Detroit Public  TV

Host Rich Fahle talks with J. Ryan Stradal about his book, “Kitchen of the Great Midwest” at BookExpo America 2015.

Listen to an  interview  with Robin Young of NPR's "Here and Now."

Listen to an interview with Robin Young of NPR's "Here and Now."



J. Ryan Stradal picks his top ten books about food.



with Brad Listi


Norwegian American Weekly

Author J. Ryan Stradal shares his great-grandmother’s recipe for potato patties. Read the  interview.

For this week’s issue I interviewed author J. Ryan Stradal about his debut novel, Kitchens of the Great Midwest.

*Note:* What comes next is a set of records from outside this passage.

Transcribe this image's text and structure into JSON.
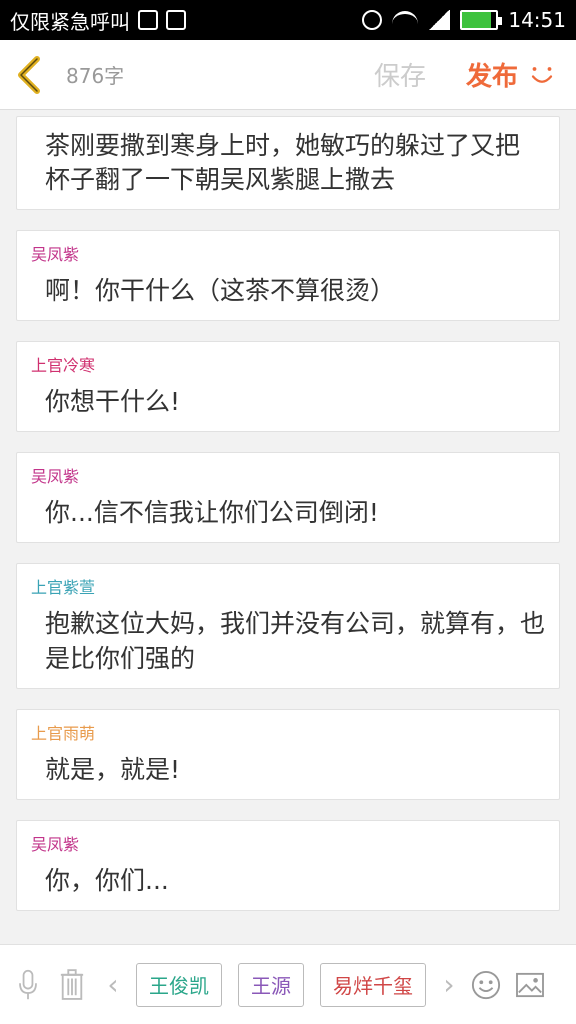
{
  "status_bar": {
    "carrier": "仅限紧急呼叫",
    "time": "14:51"
  },
  "toolbar": {
    "word_count": "876字",
    "save_label": "保存",
    "publish_label": "发布"
  },
  "messages": [
    {
      "speaker": "",
      "text": "茶刚要撒到寒身上时，她敏巧的躲过了又把杯子翻了一下朝吴风紫腿上撒去",
      "color": "#333333"
    },
    {
      "speaker": "吴凤紫",
      "text": "啊！你干什么（这茶不算很烫）",
      "color": "#c2348a"
    },
    {
      "speaker": "上官冷寒",
      "text": "你想干什么!",
      "color": "#d0306f"
    },
    {
      "speaker": "吴凤紫",
      "text": "你...信不信我让你们公司倒闭!",
      "color": "#c2348a"
    },
    {
      "speaker": "上官紫萱",
      "text": "抱歉这位大妈，我们并没有公司，就算有，也是比你们强的",
      "color": "#3aa3b5"
    },
    {
      "speaker": "上官雨萌",
      "text": "就是，就是!",
      "color": "#e89b4c"
    },
    {
      "speaker": "吴凤紫",
      "text": "你，你们...",
      "color": "#c2348a"
    }
  ],
  "bottom_bar": {
    "characters": [
      {
        "label": "王俊凯",
        "color": "#2aa68a"
      },
      {
        "label": "王源",
        "color": "#8a58b8"
      },
      {
        "label": "易烊千玺",
        "color": "#d04646"
      }
    ]
  },
  "colors": {
    "accent": "#ef6a3a",
    "back_arrow": "#e0b020"
  }
}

The book weaves lovingly-crafted portraits of Midwesterners as they encounter everything from lutefisk to chocolate habanero into a story of family as the protagonist, Eva Thorvald, grows up to become a celebrated chef (see From lutefisk to chocolate habanero: Midwest ingredients infuse delicious novel). When I asked Stradal for a recipe to feature in Taste of Norway, he pointed me to the potato patties in a church cookbook in his own family’s history.

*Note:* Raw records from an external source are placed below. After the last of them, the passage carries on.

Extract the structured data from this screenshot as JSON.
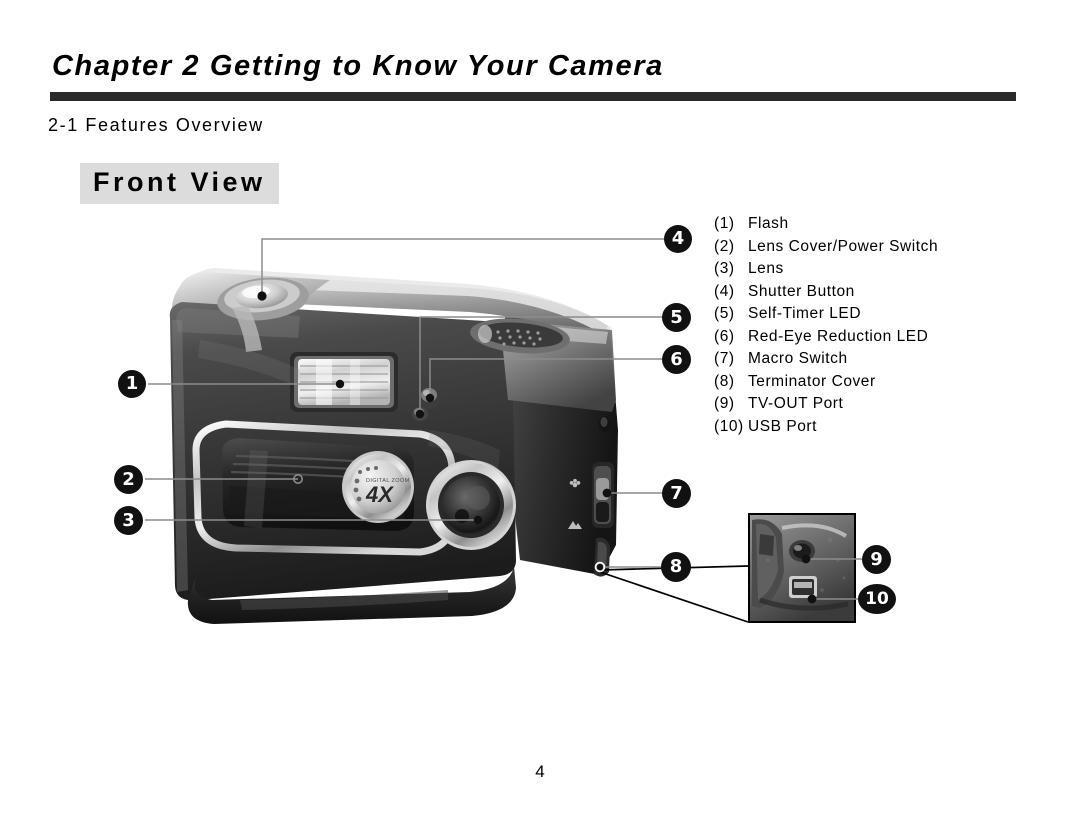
{
  "document": {
    "chapter_title": "Chapter 2 Getting to Know Your Camera",
    "section_title": "2-1 Features Overview",
    "view_heading": "Front View",
    "page_number": "4"
  },
  "legend": {
    "items": [
      {
        "num": "(1)",
        "label": "Flash"
      },
      {
        "num": "(2)",
        "label": "Lens Cover/Power Switch"
      },
      {
        "num": "(3)",
        "label": "Lens"
      },
      {
        "num": "(4)",
        "label": "Shutter Button"
      },
      {
        "num": "(5)",
        "label": "Self-Timer LED"
      },
      {
        "num": "(6)",
        "label": "Red-Eye Reduction LED"
      },
      {
        "num": "(7)",
        "label": "Macro Switch"
      },
      {
        "num": "(8)",
        "label": "Terminator Cover"
      },
      {
        "num": "(9)",
        "label": "TV-OUT Port"
      },
      {
        "num": "(10)",
        "label": "USB Port"
      }
    ]
  },
  "callouts": {
    "c1": "1",
    "c2": "2",
    "c3": "3",
    "c4": "4",
    "c5": "5",
    "c6": "6",
    "c7": "7",
    "c8": "8",
    "c9": "9",
    "c10": "10"
  },
  "figure": {
    "lens_dial_brand": "DIGITAL ZOOM",
    "lens_dial_zoom": "4X"
  },
  "colors": {
    "rule": "#2b2b2b",
    "heading_background": "#dcdcdc",
    "callout_fill": "#111111",
    "callout_text": "#ffffff",
    "leader_line": "#8c8c8c",
    "zoom_line": "#000000",
    "page_background": "#ffffff"
  }
}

These potato patties are credited to his great-grandmother, Lois Bly Johnson, in the 1984 edition of the First Lutheran Church Women Cookbook (Hunter, North Dakota). They start with a base of cold mashed potatoes, which if you don’t have leftovers already, can be made easily: A couple of hours before you want to start, peel and cut two russet potatoes into 1 1/2-inch cubes, then place in a pot of cold, salted water and bring to a boil. Simmer until absolutely tender, and drain. Combine a tablespoon or two of butter and a good pour of cream in a small saucepan to heat, then add to the potatoes and mash, taking care to not overwork the potatoes. Taste and adjust salt if necessary, then refrigerate until cold. You’ll have enough mashed potatoes for the patties with a little left over for the next day’s lunch.